> [DATASET ENTRIES]:
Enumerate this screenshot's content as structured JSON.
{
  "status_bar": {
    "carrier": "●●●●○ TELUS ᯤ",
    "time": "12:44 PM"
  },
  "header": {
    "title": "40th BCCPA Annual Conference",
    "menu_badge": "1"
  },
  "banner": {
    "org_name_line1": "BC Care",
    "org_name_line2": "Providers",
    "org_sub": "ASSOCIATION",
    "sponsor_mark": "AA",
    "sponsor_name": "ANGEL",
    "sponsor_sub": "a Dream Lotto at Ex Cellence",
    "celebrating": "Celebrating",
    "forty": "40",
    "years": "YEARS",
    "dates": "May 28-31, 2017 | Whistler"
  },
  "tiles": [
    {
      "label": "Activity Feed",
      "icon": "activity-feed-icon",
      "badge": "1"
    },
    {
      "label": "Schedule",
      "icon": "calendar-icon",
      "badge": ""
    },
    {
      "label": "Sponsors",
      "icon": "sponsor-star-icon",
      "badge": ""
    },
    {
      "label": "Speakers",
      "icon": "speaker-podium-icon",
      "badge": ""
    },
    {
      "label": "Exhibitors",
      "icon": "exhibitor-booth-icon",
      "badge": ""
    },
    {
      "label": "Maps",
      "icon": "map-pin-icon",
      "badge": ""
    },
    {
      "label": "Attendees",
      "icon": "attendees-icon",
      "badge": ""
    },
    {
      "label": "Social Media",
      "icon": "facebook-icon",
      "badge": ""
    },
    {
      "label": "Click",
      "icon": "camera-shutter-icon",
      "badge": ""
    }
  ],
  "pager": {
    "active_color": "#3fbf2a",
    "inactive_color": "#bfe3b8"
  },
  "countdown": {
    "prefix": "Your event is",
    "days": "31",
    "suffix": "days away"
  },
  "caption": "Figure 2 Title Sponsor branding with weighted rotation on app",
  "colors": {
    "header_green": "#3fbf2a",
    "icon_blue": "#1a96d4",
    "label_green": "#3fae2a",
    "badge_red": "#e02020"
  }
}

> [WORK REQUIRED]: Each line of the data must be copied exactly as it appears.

> [SOLUTION]:
Enumerate this screenshot's content as structured JSON.
{
  "status_bar": {
    "carrier": "●●●●○ TELUS ᯤ",
    "time": "12:44 PM"
  },
  "header": {
    "title": "40th BCCPA Annual Conference",
    "menu_badge": "1"
  },
  "banner": {
    "org_name_line1": "BC Care",
    "org_name_line2": "Providers",
    "org_sub": "ASSOCIATION",
    "sponsor_mark": "AA",
    "sponsor_name": "ANGEL",
    "sponsor_sub": "a Dream Lotto at Ex Cellence",
    "celebrating": "Celebrating",
    "forty": "40",
    "years": "YEARS",
    "dates": "May 28-31, 2017 | Whistler"
  },
  "tiles": [
    {
      "label": "Activity Feed",
      "icon": "activity-feed-icon",
      "badge": "1"
    },
    {
      "label": "Schedule",
      "icon": "calendar-icon",
      "badge": ""
    },
    {
      "label": "Sponsors",
      "icon": "sponsor-star-icon",
      "badge": ""
    },
    {
      "label": "Speakers",
      "icon": "speaker-podium-icon",
      "badge": ""
    },
    {
      "label": "Exhibitors",
      "icon": "exhibitor-booth-icon",
      "badge": ""
    },
    {
      "label": "Maps",
      "icon": "map-pin-icon",
      "badge": ""
    },
    {
      "label": "Attendees",
      "icon": "attendees-icon",
      "badge": ""
    },
    {
      "label": "Social Media",
      "icon": "facebook-icon",
      "badge": ""
    },
    {
      "label": "Click",
      "icon": "camera-shutter-icon",
      "badge": ""
    }
  ],
  "pager": {
    "active_color": "#3fbf2a",
    "inactive_color": "#bfe3b8"
  },
  "countdown": {
    "prefix": "Your event is",
    "days": "31",
    "suffix": "days away"
  },
  "caption": "Figure 2 Title Sponsor branding with weighted rotation on app",
  "colors": {
    "header_green": "#3fbf2a",
    "icon_blue": "#1a96d4",
    "label_green": "#3fae2a",
    "badge_red": "#e02020"
  }
}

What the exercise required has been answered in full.